┌─ Records for this task
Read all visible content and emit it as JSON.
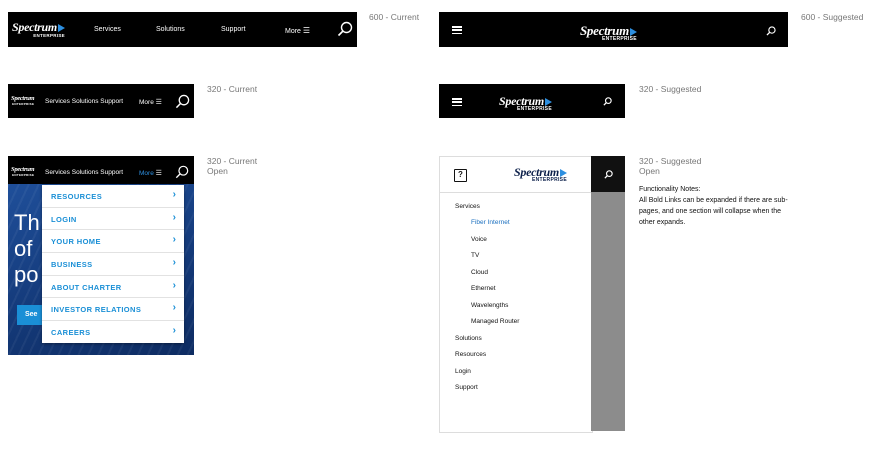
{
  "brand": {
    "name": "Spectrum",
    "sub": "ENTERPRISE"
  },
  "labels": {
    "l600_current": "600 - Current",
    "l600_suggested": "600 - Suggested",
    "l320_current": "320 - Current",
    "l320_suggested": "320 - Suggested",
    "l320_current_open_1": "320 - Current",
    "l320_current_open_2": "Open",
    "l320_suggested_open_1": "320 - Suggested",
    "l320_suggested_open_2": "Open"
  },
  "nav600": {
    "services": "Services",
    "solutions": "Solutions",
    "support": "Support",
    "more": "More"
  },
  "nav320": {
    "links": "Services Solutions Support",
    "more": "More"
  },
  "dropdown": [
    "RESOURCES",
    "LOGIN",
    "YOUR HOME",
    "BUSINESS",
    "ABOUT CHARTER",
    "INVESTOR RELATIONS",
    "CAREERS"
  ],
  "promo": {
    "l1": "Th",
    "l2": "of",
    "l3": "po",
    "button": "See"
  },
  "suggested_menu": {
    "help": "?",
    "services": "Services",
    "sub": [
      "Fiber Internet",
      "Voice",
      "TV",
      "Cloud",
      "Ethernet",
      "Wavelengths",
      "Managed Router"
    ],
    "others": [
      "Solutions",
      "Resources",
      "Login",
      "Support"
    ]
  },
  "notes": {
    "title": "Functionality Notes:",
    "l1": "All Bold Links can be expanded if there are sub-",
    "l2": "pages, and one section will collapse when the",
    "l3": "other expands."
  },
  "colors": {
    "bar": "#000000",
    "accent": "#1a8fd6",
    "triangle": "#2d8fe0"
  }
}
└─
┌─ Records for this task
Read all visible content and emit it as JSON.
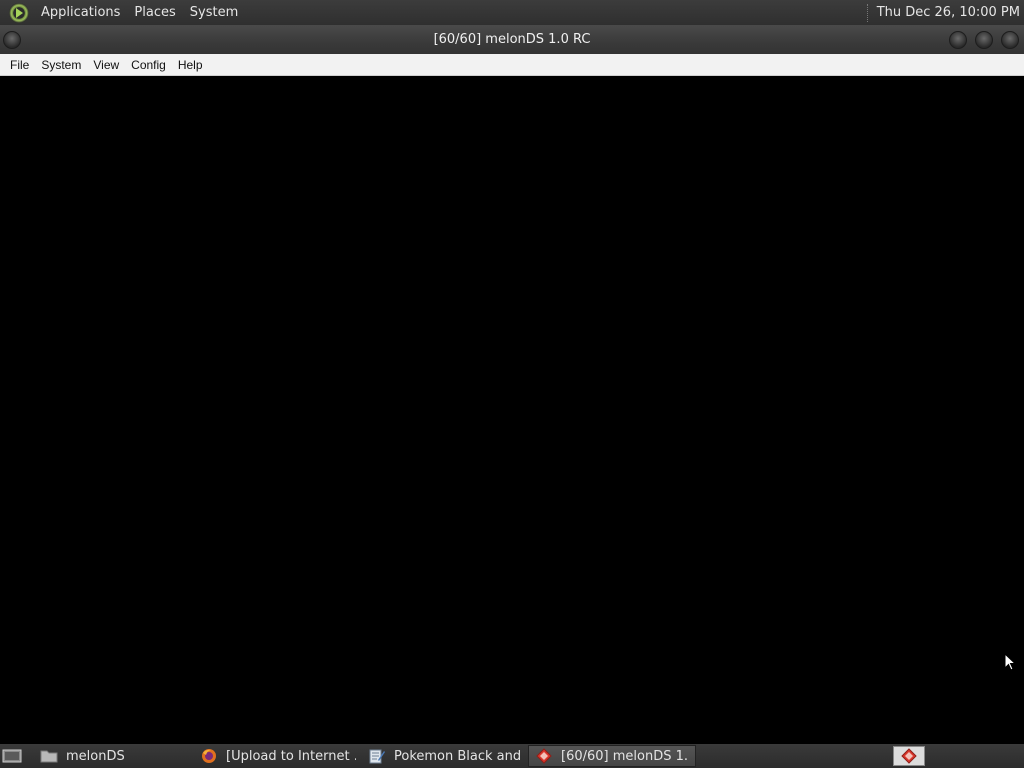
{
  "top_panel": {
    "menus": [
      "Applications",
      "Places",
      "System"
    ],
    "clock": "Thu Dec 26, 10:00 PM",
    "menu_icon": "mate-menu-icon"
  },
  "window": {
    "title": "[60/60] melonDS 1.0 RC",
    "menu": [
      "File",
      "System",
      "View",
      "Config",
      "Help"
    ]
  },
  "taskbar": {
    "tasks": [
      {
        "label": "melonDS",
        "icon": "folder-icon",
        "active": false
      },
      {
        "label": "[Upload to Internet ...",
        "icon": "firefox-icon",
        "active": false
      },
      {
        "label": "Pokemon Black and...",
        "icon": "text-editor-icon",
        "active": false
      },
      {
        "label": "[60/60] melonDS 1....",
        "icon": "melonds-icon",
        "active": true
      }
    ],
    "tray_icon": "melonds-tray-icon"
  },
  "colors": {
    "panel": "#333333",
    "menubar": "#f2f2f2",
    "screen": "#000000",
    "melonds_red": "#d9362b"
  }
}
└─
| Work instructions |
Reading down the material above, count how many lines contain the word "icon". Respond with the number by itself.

| Response |
6